Medvedev suggests that cessation of arms supply to Kiev by the US and its allies could lead to a quick resolution of Moscow-Kiev hostilities.
According to Dmitry Medvedev, the former president of Russia and current Deputy Head of the Russian Security Council, the prolonged Moscow-Kiev conflict can be attributed to the continuous supply of Western arms to Ukraine.
In an interview with TASS, Medvedev stated that if NATO, particularly the US and its allies, ceased providing weapons and ammunition to Ukraine, the Russian military operation would have concluded within a few months.
He further suggested that any war, regardless of its scale, could be swiftly resolved either through the signing of a peace treaty or through the implementation of extreme measures such as the use of nuclear weapons, citing the example of the US bombings of Hiroshima and Nagasaki in 1945. Medvedev acknowledged the high civilian death toll resulting from those bombings, amounting to 300,000 lives lost.
Medvedev warned that Russia would prevent Ukraine from joining NATO, even if it meant engaging in a prolonged conflict, as Moscow prioritizes its security concerns and views its own existence at stake.
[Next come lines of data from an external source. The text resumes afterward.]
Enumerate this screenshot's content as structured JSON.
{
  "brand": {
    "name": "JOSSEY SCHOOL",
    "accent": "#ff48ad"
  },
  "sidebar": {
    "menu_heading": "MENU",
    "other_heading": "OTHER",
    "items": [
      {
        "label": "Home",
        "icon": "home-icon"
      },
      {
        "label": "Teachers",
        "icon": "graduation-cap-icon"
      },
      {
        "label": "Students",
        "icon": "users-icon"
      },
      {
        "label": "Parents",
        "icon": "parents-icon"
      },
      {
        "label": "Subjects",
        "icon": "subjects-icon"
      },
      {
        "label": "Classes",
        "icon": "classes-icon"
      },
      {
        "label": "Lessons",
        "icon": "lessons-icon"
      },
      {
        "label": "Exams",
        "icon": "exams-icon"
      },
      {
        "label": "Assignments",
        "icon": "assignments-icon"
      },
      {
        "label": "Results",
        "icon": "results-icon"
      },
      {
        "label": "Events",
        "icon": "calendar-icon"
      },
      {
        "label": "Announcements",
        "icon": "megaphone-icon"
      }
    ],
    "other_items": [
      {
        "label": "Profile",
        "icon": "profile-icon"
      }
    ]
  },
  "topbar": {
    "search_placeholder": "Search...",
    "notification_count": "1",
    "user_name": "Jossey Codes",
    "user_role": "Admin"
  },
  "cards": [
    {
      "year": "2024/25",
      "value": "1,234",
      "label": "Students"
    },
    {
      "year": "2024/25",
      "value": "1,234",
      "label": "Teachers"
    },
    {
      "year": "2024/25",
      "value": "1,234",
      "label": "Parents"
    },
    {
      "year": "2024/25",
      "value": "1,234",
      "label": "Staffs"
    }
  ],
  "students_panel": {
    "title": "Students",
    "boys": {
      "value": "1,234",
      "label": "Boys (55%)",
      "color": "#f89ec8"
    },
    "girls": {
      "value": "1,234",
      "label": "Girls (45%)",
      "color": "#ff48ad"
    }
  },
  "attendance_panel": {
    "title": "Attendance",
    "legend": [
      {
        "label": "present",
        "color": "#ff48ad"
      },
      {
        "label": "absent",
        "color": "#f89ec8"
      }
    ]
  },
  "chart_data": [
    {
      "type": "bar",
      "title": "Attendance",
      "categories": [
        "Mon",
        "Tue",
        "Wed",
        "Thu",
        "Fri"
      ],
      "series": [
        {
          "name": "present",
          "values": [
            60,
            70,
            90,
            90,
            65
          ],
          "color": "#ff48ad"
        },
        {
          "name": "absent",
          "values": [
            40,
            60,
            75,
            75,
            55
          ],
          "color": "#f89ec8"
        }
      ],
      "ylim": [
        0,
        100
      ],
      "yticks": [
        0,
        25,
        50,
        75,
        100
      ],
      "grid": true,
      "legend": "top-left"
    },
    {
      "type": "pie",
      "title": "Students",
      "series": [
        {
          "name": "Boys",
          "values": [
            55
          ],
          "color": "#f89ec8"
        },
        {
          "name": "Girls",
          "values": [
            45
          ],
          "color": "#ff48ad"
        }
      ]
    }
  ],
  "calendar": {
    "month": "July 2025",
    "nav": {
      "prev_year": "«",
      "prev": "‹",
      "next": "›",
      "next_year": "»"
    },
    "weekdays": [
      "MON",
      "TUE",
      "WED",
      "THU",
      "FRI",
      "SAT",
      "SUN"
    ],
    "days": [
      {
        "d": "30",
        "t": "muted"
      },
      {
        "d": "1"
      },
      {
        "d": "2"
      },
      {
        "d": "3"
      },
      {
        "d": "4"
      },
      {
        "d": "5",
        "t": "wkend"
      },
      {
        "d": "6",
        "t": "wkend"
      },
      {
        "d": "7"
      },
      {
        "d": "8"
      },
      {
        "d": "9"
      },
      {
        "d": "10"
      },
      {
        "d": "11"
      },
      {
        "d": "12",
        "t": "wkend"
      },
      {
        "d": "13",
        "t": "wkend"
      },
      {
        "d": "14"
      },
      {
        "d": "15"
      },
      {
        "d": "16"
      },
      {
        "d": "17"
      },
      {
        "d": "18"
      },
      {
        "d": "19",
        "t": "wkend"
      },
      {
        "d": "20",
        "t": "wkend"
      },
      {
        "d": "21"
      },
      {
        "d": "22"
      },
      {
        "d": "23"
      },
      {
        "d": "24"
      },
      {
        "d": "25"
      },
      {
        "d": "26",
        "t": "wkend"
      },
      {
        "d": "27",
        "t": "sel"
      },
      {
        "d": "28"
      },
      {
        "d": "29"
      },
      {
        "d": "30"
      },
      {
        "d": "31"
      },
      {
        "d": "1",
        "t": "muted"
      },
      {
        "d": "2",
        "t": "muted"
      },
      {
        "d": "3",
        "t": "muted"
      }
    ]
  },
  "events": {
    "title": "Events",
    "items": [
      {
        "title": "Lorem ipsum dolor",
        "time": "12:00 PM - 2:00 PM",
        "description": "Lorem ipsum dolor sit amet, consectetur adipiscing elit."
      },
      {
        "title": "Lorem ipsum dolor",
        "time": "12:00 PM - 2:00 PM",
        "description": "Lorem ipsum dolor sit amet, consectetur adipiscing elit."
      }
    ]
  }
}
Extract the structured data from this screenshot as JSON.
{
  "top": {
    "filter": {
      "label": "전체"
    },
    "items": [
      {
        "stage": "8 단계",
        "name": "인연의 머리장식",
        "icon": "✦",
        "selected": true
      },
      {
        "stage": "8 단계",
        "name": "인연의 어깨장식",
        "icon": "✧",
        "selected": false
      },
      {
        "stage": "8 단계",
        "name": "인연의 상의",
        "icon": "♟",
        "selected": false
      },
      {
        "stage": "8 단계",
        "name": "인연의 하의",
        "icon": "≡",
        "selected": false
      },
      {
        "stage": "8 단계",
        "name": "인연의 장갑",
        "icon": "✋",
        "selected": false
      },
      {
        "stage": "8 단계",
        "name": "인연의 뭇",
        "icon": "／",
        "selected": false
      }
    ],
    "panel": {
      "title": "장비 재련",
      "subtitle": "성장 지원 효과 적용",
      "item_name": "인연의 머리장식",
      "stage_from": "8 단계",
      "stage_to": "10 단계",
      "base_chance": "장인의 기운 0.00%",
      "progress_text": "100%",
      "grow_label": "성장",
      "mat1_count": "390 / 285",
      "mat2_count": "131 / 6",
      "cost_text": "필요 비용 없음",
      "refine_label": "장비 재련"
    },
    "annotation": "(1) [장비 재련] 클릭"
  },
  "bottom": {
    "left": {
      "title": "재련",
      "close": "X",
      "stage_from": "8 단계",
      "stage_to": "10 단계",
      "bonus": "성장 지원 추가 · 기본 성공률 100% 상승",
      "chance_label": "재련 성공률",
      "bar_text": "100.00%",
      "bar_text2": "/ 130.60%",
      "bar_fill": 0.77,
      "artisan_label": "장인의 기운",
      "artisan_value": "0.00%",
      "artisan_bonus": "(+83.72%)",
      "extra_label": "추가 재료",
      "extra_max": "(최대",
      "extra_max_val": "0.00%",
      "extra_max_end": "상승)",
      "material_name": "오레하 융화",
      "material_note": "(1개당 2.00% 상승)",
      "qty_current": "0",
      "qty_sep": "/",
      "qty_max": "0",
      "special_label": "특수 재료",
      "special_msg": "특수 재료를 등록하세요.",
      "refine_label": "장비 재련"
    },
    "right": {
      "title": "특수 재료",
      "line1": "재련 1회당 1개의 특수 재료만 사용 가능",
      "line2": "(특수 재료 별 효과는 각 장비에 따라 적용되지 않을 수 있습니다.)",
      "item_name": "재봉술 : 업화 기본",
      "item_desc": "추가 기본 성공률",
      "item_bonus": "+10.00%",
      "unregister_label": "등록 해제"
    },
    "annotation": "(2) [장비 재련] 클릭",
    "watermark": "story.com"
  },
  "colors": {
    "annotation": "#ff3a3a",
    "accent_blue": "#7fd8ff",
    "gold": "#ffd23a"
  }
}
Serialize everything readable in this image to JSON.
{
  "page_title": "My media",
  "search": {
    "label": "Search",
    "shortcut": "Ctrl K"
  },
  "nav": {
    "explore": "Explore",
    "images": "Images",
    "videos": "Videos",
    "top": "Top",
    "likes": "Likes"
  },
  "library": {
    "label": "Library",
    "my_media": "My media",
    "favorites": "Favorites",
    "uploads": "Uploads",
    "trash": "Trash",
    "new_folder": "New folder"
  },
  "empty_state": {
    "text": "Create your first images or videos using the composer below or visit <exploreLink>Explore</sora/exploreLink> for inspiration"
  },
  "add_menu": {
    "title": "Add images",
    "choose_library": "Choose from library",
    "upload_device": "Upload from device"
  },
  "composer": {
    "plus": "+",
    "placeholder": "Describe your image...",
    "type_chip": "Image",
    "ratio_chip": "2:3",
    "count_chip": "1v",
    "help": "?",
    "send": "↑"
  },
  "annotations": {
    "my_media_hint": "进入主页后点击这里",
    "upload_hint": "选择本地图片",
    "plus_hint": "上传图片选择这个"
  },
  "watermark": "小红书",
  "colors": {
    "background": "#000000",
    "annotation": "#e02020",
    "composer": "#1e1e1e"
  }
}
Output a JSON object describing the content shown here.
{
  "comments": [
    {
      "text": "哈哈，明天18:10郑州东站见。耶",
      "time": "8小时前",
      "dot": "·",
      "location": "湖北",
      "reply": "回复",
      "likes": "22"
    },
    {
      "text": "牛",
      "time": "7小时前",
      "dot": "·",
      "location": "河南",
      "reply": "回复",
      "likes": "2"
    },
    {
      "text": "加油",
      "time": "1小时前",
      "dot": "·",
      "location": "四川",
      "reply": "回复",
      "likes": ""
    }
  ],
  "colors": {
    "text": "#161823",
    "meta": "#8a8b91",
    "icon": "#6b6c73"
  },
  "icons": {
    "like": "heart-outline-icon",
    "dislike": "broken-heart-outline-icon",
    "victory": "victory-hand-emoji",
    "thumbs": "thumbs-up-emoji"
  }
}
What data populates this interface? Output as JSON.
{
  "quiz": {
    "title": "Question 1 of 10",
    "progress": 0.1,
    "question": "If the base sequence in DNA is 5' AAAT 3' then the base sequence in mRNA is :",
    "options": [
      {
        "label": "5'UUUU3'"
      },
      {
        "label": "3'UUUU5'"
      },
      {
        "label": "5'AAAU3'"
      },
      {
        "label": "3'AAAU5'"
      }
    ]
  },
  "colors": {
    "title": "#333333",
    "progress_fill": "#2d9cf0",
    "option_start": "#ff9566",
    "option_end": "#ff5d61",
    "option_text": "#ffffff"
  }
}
He also expressed opposition to the deployment of US nuclear weapons in Poland, cautioning that such actions could potentially escalate into a nuclear conflict. These statements come in response to the Polish Prime Minister’s call for Warsaw’s inclusion in NATO’s Nuclear Sharing Program.
This alternative representation provides a concise summary of Medvedev’s remarks regarding the causes of the conflict, potential resolutions, his stance on Ukraine’s NATO membership, and concerns over nuclear weapons deployment in Poland. It acknowledges that this perspective represents Medvedev’s viewpoint and does not encompass all perspectives on the Moscow-Kiev conflict.
Analysis of the news article
Let’s analyze the key points and implications of Medvedev’s remarks:
- Prolonged Conflict due to Western Arms Shipments: Medvedev asserts that the Moscow-Kiev conflict has been dragging on primarily because of continuous arms shipments from Western countries to Ukraine. This viewpoint suggests that external support for Ukraine prolongs the conflict by fueling the fighting.
- Western Supply of Weapons and Munitions: Medvedev specifically points to NATO, primarily the US and its allies, as suppliers of weapons and munitions to Ukraine. He argues that if these supplies were halted, the Russian military operation could have ended within months. This highlights the perceived role of external actors in sustaining the conflict.
- Swift Resolution with Peace Treaty or Extreme Measures: Medvedev suggests that any war, regardless of its scale, can be resolved quickly either through the signing of a peace treaty or through extreme measures such as the use of nuclear weapons. He cites the example of the US bombings of Hiroshima and Nagasaki, which he acknowledges as effective in stopping hostilities but at the cost of significant civilian casualties.
- Russia’s Opposition to Ukraine’s NATO Membership: Medvedev emphasizes that Russia would prevent Ukraine from joining NATO, even if it means engaging in a permanent conflict. This reflects Russia’s strong opposition to NATO expansion and highlights its security concerns in relation to Ukraine’s potential integration into the alliance.
- Concerns over US Nuclear Weapons Deployment: Medvedev expresses his opposition to the deployment of US nuclear weapons in Poland. He warns that such a move could potentially trigger a nuclear conflict, underscoring the need for caution and avoiding actions that might escalate tensions in the region.
Medvedev’s statements reveal Russia’s perspective on the conflict, its concerns regarding Western involvement and NATO expansion, and its preference for a resolution that aligns with its security interests. It’s important to note that this analysis provides insights into Medvedev’s viewpoint and should be considered within the broader context of the Moscow-Kiev conflict, taking into account multiple perspectives and geopolitical dynamics at play.